09/06/2008 at 16:30
I have 3 compost bins. In the most advanced 2,I have a lot of grey, mottled slugs about 2 in. long. Are these helping with the breakdown of material or should I remove them. Incidentally I have only seen this species of slug over the last 2-3 years.
02/07/2008 at 19:45
We have 2 on the go at our school, and the cookery students chuck their veggie and fruit peelings onto it every day. The school restaurant give us the salad leftovers, the offices give the contents of their paper shredding machines, and the woodwork department have given us "some" of their vast quantities of sawdust. Added to this are the lawn cuttings from our garden club lawn, the weeds and prunings and we have a great pile. Aparently, according to Bob Flowerdew, urine is a great accelerant for your compost heap so, occasionally under cover of weekend gardening, I get my small son to help out in that area! All together, with very little mixing due to lack of time on my part, I have the most wonderful pile of stuff, full of worms, fruit flies, slugs, frogs, and any number of scavengers .... squirrels, robins, a rat occasionally ..... and they all add to the "ecosystem" you mentioned in your article. And, I too get those strange mottled grey/beige slugs!! I've never seen them before. Must be a compost heap thing!! Isn't life wonderful!!!!

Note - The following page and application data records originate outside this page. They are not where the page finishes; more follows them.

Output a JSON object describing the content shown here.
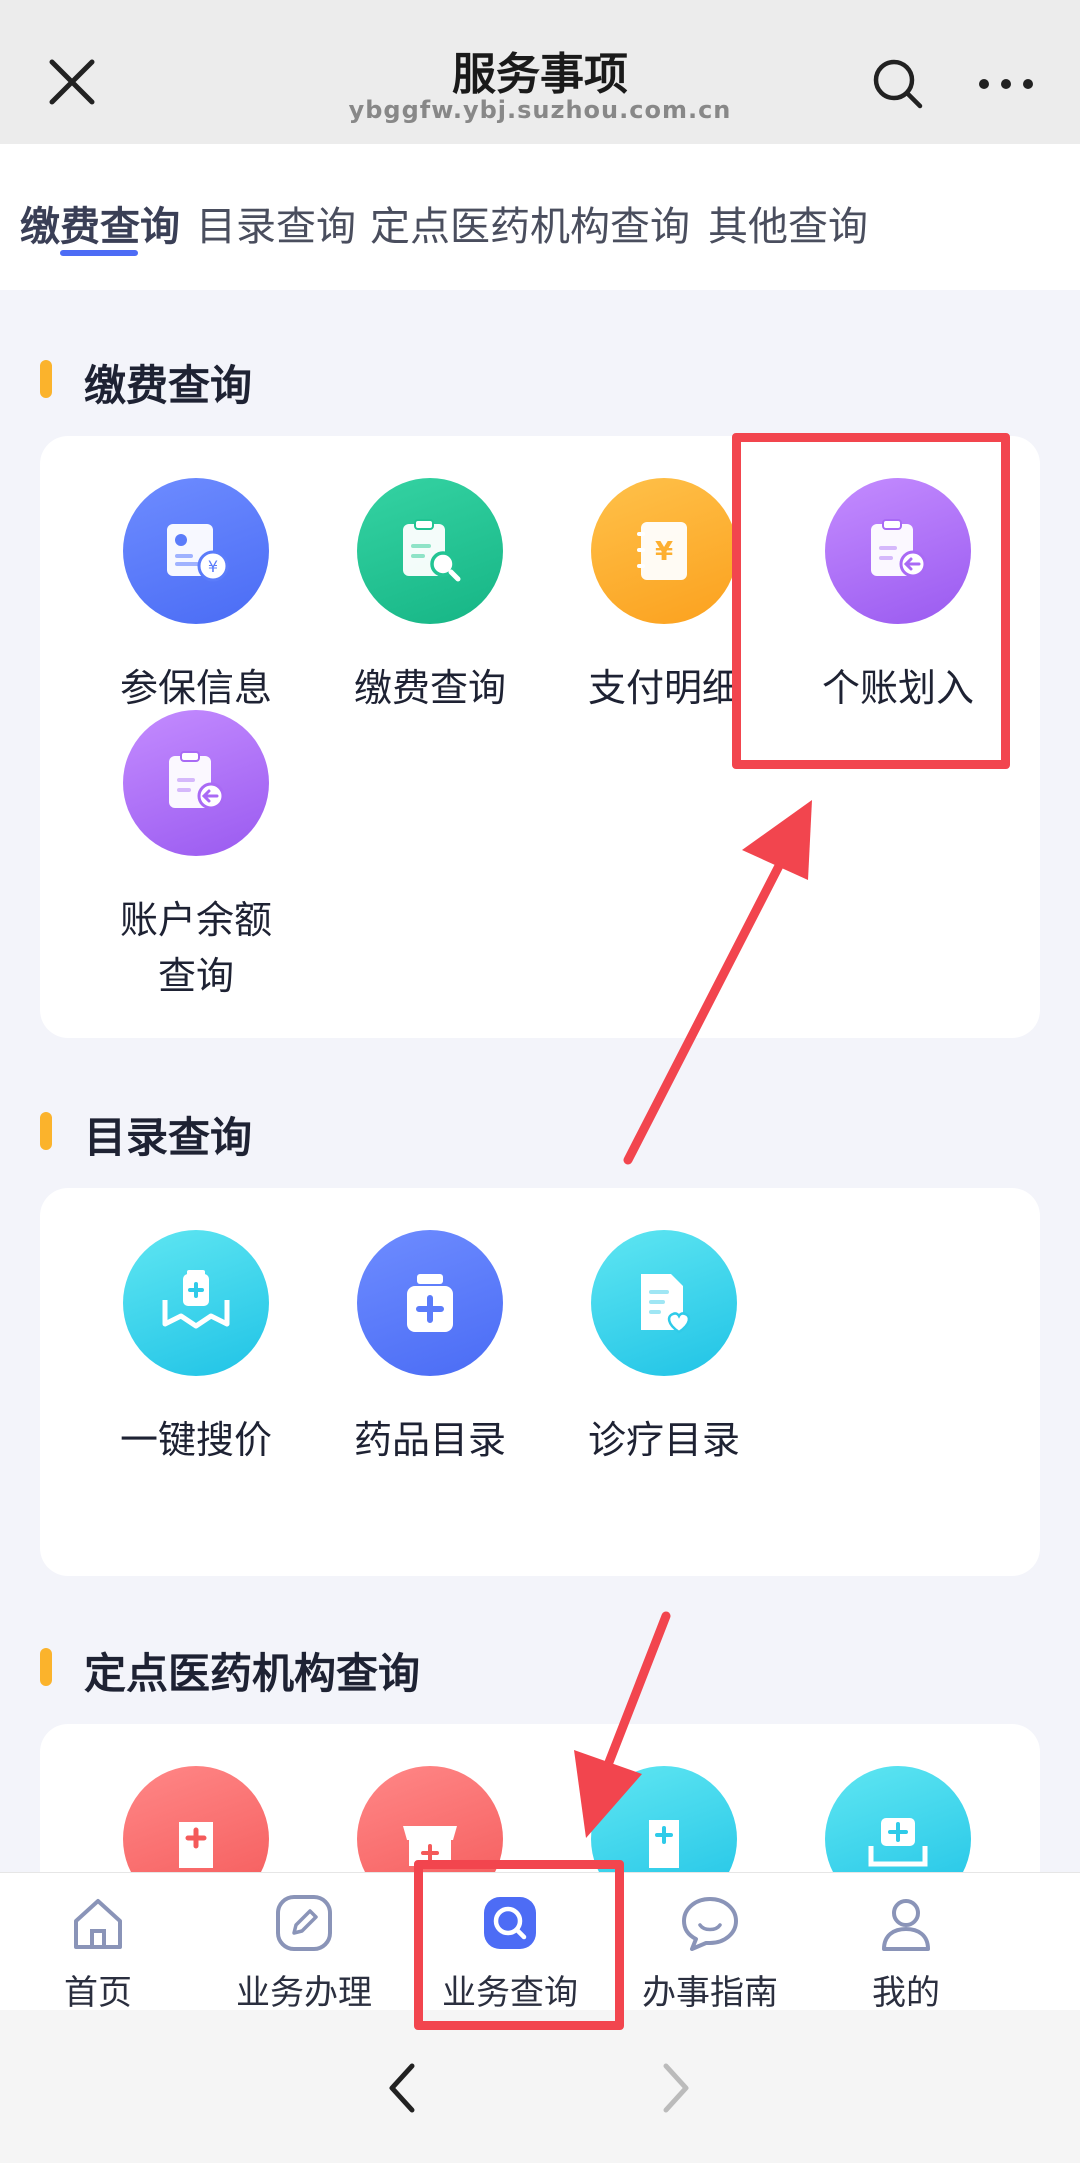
{
  "header": {
    "title": "服务事项",
    "url": "ybggfw.ybj.suzhou.com.cn"
  },
  "tabs": [
    {
      "label": "缴费查询",
      "active": true
    },
    {
      "label": "目录查询",
      "active": false
    },
    {
      "label": "定点医药机构查询",
      "active": false
    },
    {
      "label": "其他查询",
      "active": false
    }
  ],
  "sections": {
    "payment": {
      "title": "缴费查询",
      "items": [
        {
          "label": "参保信息",
          "icon": "insurance-info-icon",
          "color": "#5b7cfa"
        },
        {
          "label": "缴费查询",
          "icon": "payment-search-icon",
          "color": "#22c493"
        },
        {
          "label": "支付明细",
          "icon": "payment-detail-icon",
          "color": "#fdaf30"
        },
        {
          "label": "个账划入",
          "icon": "account-transfer-icon",
          "color": "#a96af5"
        },
        {
          "label_line1": "账户余额",
          "label_line2": "查询",
          "icon": "account-balance-icon",
          "color": "#a96af5"
        }
      ]
    },
    "catalog": {
      "title": "目录查询",
      "items": [
        {
          "label": "一键搜价",
          "icon": "price-search-icon",
          "color": "#2fcbe9"
        },
        {
          "label": "药品目录",
          "icon": "medicine-catalog-icon",
          "color": "#5b7cfa"
        },
        {
          "label": "诊疗目录",
          "icon": "treatment-catalog-icon",
          "color": "#2fcbe9"
        }
      ]
    },
    "institutions": {
      "title": "定点医药机构查询"
    }
  },
  "bottom_nav": [
    {
      "label": "首页",
      "icon": "home-icon"
    },
    {
      "label": "业务办理",
      "icon": "edit-icon"
    },
    {
      "label": "业务查询",
      "icon": "search-icon",
      "active": true
    },
    {
      "label": "办事指南",
      "icon": "chat-icon"
    },
    {
      "label": "我的",
      "icon": "user-icon"
    }
  ],
  "colors": {
    "accent": "#4d6cf5",
    "section_bar": "#fbb32c",
    "annotation": "#f2454e"
  }
}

04/07/2009 at 18:13
My neighbour has a ten-year old walnut tree in her garden. It is only inches away from a wall with a conservation order on it. Must she destroy it - it is actually bearing numerous fruit this year. Could it be transplanted? or must it go?
1 to 20 of 28 messages